Task directions: All entries below must be written out verbatim, and the images must be dropped.
- - -
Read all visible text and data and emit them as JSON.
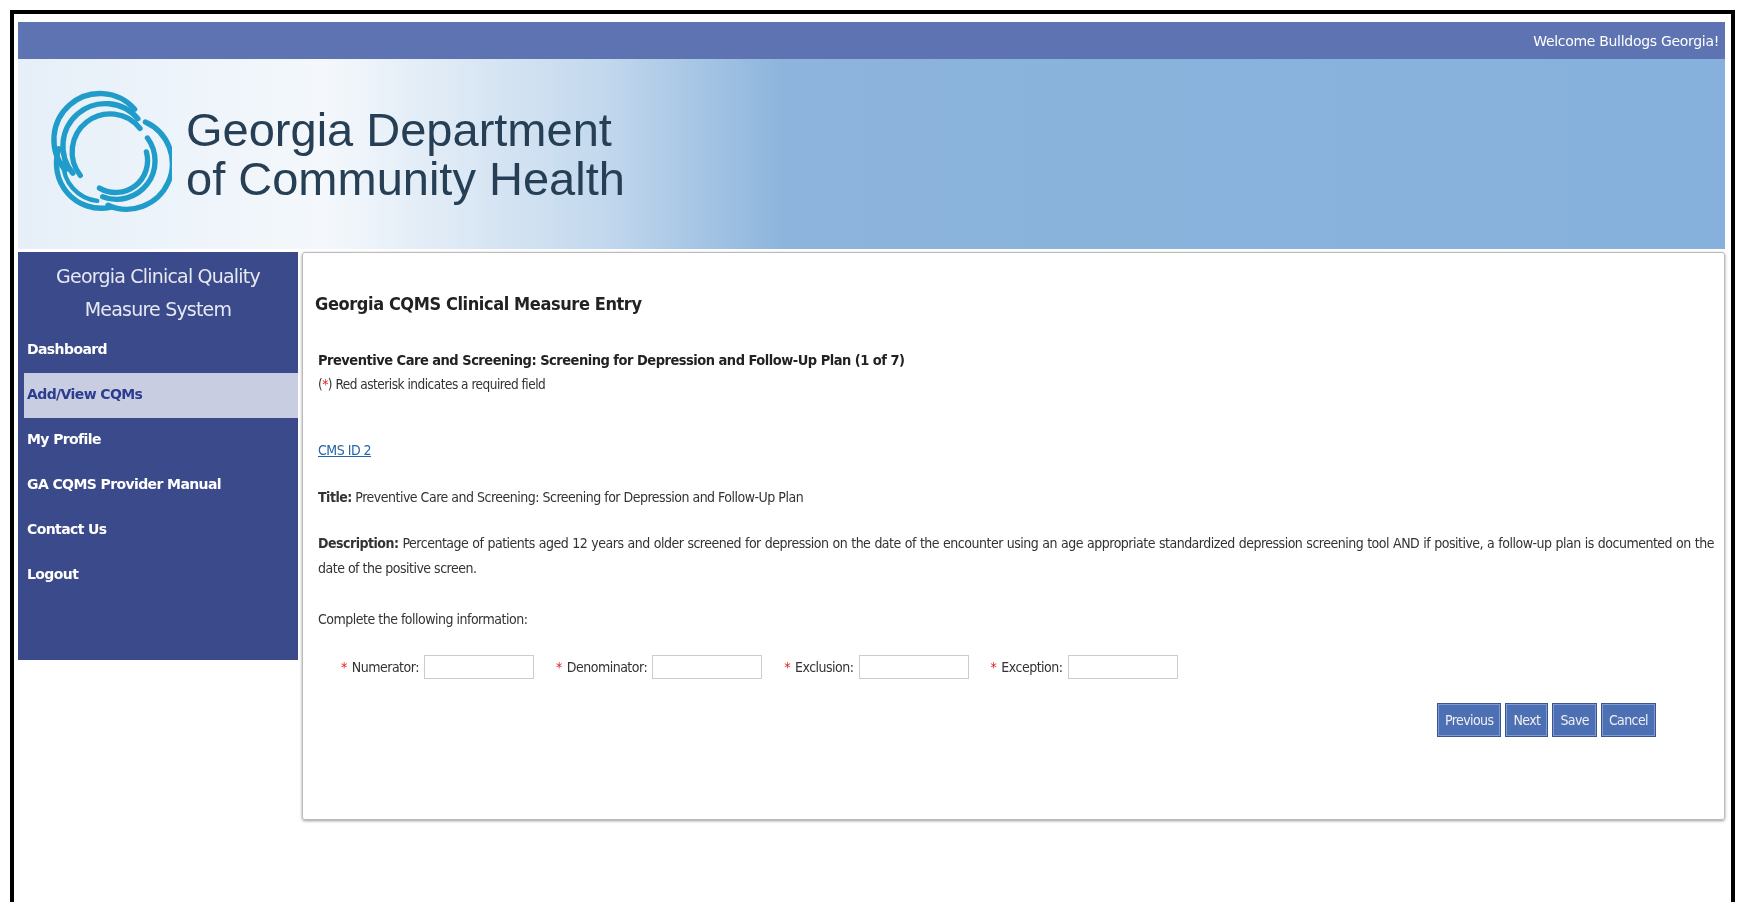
{
  "top_bar": {
    "welcome": "Welcome Bulldogs Georgia!"
  },
  "header": {
    "title_line1": "Georgia Department",
    "title_line2": "of Community Health"
  },
  "sidebar": {
    "title": "Georgia Clinical Quality Measure System",
    "items": [
      {
        "label": "Dashboard",
        "selected": false
      },
      {
        "label": "Add/View CQMs",
        "selected": true
      },
      {
        "label": "My Profile",
        "selected": false
      },
      {
        "label": "GA CQMS Provider Manual",
        "selected": false
      },
      {
        "label": "Contact Us",
        "selected": false
      },
      {
        "label": "Logout",
        "selected": false
      }
    ]
  },
  "main": {
    "heading": "Georgia CQMS Clinical Measure Entry",
    "measure_heading": "Preventive Care and Screening: Screening for Depression and Follow-Up Plan (1 of 7)",
    "legend": {
      "open": "(",
      "mark": "*",
      "text": ") Red asterisk indicates a required field"
    },
    "cms_link": "CMS ID 2",
    "title": "**Title:** Preventive Care and Screening: Screening for Depression and Follow-Up Plan",
    "description": "**Description:** Percentage of patients aged 12 years and older screened for depression on the date of the encounter using an age appropriate standardized depression screening tool AND if positive, a follow-up plan is documented on the date of the positive screen.",
    "instruction": "Complete the following information:",
    "fields": [
      {
        "label": "Numerator:",
        "required": true,
        "mark": "*"
      },
      {
        "label": "Denominator:",
        "required": true,
        "mark": "*"
      },
      {
        "label": "Exclusion:",
        "required": true,
        "mark": "*"
      },
      {
        "label": "Exception:",
        "required": true,
        "mark": "*"
      }
    ],
    "buttons": [
      "Previous",
      "Next",
      "Save",
      "Cancel"
    ]
  }
}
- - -
Output:
Read all visible text and data and emit them as JSON.
{
  "top_bar": {
    "welcome": "Welcome Bulldogs Georgia!"
  },
  "header": {
    "title_line1": "Georgia Department",
    "title_line2": "of Community Health"
  },
  "sidebar": {
    "title": "Georgia Clinical Quality Measure System",
    "items": [
      {
        "label": "Dashboard",
        "selected": false
      },
      {
        "label": "Add/View CQMs",
        "selected": true
      },
      {
        "label": "My Profile",
        "selected": false
      },
      {
        "label": "GA CQMS Provider Manual",
        "selected": false
      },
      {
        "label": "Contact Us",
        "selected": false
      },
      {
        "label": "Logout",
        "selected": false
      }
    ]
  },
  "main": {
    "heading": "Georgia CQMS Clinical Measure Entry",
    "measure_heading": "Preventive Care and Screening: Screening for Depression and Follow-Up Plan (1 of 7)",
    "legend": {
      "open": "(",
      "mark": "*",
      "text": ") Red asterisk indicates a required field"
    },
    "cms_link": "CMS ID 2",
    "title": "**Title:** Preventive Care and Screening: Screening for Depression and Follow-Up Plan",
    "description": "**Description:** Percentage of patients aged 12 years and older screened for depression on the date of the encounter using an age appropriate standardized depression screening tool AND if positive, a follow-up plan is documented on the date of the positive screen.",
    "instruction": "Complete the following information:",
    "fields": [
      {
        "label": "Numerator:",
        "required": true,
        "mark": "*"
      },
      {
        "label": "Denominator:",
        "required": true,
        "mark": "*"
      },
      {
        "label": "Exclusion:",
        "required": true,
        "mark": "*"
      },
      {
        "label": "Exception:",
        "required": true,
        "mark": "*"
      }
    ],
    "buttons": [
      "Previous",
      "Next",
      "Save",
      "Cancel"
    ]
  }
}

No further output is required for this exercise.